About this exercise. An identical copy of all the entries is the required result.

Interface dataset entries

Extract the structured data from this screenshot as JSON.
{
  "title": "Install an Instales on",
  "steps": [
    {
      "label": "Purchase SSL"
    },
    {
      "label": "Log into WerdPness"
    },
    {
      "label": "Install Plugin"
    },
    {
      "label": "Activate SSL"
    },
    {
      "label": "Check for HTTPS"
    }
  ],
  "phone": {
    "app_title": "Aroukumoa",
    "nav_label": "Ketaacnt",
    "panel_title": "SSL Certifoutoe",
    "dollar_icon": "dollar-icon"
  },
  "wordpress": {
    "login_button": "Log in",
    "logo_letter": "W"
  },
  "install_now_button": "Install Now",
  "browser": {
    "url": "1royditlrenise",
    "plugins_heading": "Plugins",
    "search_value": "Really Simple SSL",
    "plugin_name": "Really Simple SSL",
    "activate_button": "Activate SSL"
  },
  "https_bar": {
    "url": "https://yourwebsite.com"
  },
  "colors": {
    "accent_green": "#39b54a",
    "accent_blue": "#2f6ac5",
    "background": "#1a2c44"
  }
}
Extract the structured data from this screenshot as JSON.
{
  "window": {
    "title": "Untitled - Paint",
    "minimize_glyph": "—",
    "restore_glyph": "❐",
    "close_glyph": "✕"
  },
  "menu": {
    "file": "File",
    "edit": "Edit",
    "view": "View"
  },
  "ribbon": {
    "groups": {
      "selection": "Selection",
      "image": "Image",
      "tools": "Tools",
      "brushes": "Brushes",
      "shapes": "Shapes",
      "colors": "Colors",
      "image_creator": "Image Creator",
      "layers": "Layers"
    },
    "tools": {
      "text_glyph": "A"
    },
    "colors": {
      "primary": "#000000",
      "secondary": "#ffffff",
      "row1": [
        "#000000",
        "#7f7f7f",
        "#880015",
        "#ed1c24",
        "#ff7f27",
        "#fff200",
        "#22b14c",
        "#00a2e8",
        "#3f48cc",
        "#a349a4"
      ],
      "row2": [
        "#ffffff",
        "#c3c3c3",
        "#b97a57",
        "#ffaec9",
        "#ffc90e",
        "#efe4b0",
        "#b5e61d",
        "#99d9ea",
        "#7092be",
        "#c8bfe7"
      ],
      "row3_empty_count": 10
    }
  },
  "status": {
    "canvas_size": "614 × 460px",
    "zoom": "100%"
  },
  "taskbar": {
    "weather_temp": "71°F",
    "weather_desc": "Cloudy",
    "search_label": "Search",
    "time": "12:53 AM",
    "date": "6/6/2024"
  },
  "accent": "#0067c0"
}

Answer box.
Extract the structured data from this screenshot as JSON.
{
  "title": "Install an Instales on",
  "steps": [
    {
      "label": "Purchase SSL"
    },
    {
      "label": "Log into WerdPness"
    },
    {
      "label": "Install Plugin"
    },
    {
      "label": "Activate SSL"
    },
    {
      "label": "Check for HTTPS"
    }
  ],
  "phone": {
    "app_title": "Aroukumoa",
    "nav_label": "Ketaacnt",
    "panel_title": "SSL Certifoutoe",
    "dollar_icon": "dollar-icon"
  },
  "wordpress": {
    "login_button": "Log in",
    "logo_letter": "W"
  },
  "install_now_button": "Install Now",
  "browser": {
    "url": "1royditlrenise",
    "plugins_heading": "Plugins",
    "search_value": "Really Simple SSL",
    "plugin_name": "Really Simple SSL",
    "activate_button": "Activate SSL"
  },
  "https_bar": {
    "url": "https://yourwebsite.com"
  },
  "colors": {
    "accent_green": "#39b54a",
    "accent_blue": "#2f6ac5",
    "background": "#1a2c44"
  }
}
Extract the structured data from this screenshot as JSON.
{
  "window": {
    "title": "Untitled - Paint",
    "minimize_glyph": "—",
    "restore_glyph": "❐",
    "close_glyph": "✕"
  },
  "menu": {
    "file": "File",
    "edit": "Edit",
    "view": "View"
  },
  "ribbon": {
    "groups": {
      "selection": "Selection",
      "image": "Image",
      "tools": "Tools",
      "brushes": "Brushes",
      "shapes": "Shapes",
      "colors": "Colors",
      "image_creator": "Image Creator",
      "layers": "Layers"
    },
    "tools": {
      "text_glyph": "A"
    },
    "colors": {
      "primary": "#000000",
      "secondary": "#ffffff",
      "row1": [
        "#000000",
        "#7f7f7f",
        "#880015",
        "#ed1c24",
        "#ff7f27",
        "#fff200",
        "#22b14c",
        "#00a2e8",
        "#3f48cc",
        "#a349a4"
      ],
      "row2": [
        "#ffffff",
        "#c3c3c3",
        "#b97a57",
        "#ffaec9",
        "#ffc90e",
        "#efe4b0",
        "#b5e61d",
        "#99d9ea",
        "#7092be",
        "#c8bfe7"
      ],
      "row3_empty_count": 10
    }
  },
  "status": {
    "canvas_size": "614 × 460px",
    "zoom": "100%"
  },
  "taskbar": {
    "weather_temp": "71°F",
    "weather_desc": "Cloudy",
    "search_label": "Search",
    "time": "12:53 AM",
    "date": "6/6/2024"
  },
  "accent": "#0067c0"
}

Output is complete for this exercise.